▶ About this task: The answer must be a single number: how many lines in the entries hold the string "label".

*** Available records

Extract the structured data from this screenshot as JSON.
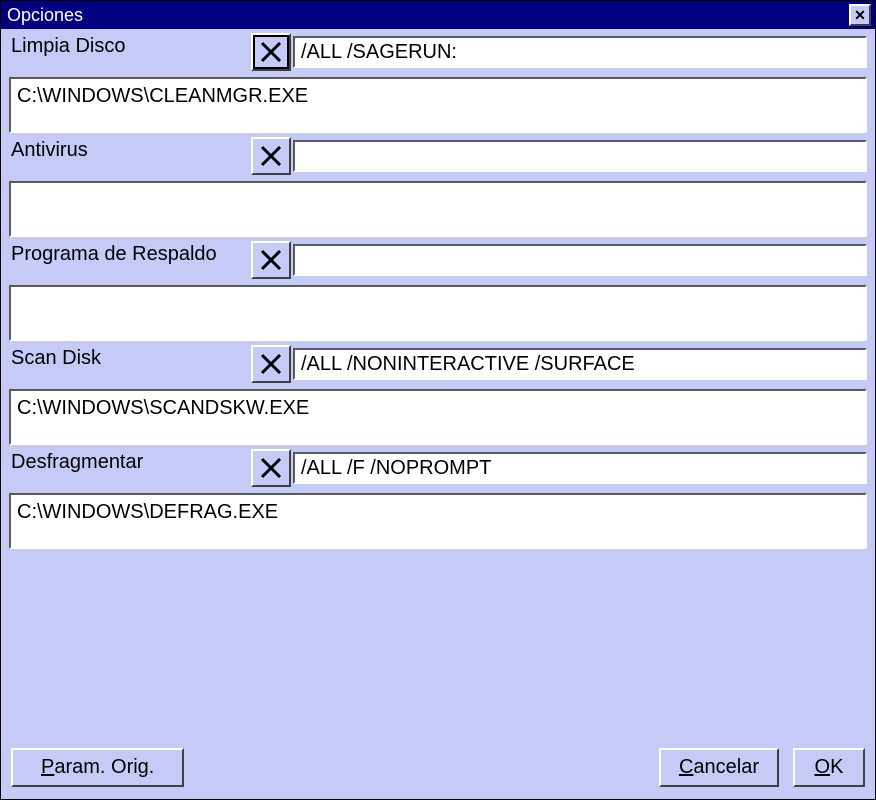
{
  "window": {
    "title": "Opciones"
  },
  "sections": {
    "limpia": {
      "label": "Limpia Disco",
      "args": "/ALL /SAGERUN:",
      "path": "C:\\WINDOWS\\CLEANMGR.EXE",
      "selected": true
    },
    "antivirus": {
      "label": "Antivirus",
      "args": "",
      "path": ""
    },
    "respaldo": {
      "label": "Programa de Respaldo",
      "args": "",
      "path": ""
    },
    "scandisk": {
      "label": "Scan Disk",
      "args": "/ALL /NONINTERACTIVE /SURFACE",
      "path": "C:\\WINDOWS\\SCANDSKW.EXE"
    },
    "defrag": {
      "label": "Desfragmentar",
      "args": "/ALL /F /NOPROMPT",
      "path": "C:\\WINDOWS\\DEFRAG.EXE"
    }
  },
  "buttons": {
    "param_pre": "P",
    "param_post": "aram. Orig.",
    "cancel_pre": "C",
    "cancel_post": "ancelar",
    "ok_pre": "O",
    "ok_post": "K"
  }
}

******

▶ Answer to this task: 5